- **Task instructions**
Find the lines in the entries that follow where the word "Unterzeichner" occurs, and state how many there are, with no other words.

- **Listed entries**
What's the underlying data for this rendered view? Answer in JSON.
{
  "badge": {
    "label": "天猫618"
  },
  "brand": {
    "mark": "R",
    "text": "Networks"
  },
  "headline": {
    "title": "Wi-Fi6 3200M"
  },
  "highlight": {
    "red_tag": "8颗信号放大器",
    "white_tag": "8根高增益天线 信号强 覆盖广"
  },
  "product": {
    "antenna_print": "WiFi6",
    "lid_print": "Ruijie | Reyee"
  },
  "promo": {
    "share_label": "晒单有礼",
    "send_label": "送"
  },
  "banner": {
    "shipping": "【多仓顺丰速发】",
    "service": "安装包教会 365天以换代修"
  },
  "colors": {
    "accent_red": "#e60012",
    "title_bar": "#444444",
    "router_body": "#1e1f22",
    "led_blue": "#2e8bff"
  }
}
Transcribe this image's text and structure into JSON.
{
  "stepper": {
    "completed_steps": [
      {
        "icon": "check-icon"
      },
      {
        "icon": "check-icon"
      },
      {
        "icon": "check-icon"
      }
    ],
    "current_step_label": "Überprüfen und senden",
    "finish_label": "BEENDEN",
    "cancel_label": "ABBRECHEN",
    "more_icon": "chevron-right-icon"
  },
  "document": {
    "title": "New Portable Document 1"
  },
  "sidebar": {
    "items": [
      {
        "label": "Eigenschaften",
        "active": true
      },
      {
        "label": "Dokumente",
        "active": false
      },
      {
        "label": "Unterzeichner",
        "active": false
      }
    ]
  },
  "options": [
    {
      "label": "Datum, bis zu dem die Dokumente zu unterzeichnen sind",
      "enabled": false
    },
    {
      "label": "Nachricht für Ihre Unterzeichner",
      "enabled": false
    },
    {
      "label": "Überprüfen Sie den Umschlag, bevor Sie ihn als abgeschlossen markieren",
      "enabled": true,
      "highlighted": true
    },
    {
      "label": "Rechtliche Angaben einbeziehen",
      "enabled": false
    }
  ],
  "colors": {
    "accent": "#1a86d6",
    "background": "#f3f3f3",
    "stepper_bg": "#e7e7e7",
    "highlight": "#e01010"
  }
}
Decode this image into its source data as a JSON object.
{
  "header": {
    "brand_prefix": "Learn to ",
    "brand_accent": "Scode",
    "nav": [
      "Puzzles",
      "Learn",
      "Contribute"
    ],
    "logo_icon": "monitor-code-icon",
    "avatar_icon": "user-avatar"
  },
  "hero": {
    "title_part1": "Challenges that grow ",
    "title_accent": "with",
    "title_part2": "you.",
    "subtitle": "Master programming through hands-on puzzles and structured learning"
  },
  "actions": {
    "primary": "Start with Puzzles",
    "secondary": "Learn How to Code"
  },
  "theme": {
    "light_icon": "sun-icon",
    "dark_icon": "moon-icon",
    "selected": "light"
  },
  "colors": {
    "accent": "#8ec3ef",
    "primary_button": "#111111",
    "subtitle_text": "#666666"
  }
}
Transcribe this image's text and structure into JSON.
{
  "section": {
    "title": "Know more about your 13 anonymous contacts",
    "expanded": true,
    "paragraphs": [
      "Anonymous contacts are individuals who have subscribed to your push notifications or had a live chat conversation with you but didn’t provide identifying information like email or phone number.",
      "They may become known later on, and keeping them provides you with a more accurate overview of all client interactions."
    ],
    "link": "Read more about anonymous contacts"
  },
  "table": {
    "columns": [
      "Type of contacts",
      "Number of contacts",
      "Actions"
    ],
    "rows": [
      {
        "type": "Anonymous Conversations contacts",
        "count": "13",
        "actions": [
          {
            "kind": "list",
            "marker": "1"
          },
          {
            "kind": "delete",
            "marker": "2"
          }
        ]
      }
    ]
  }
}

- **Finished exercise**
2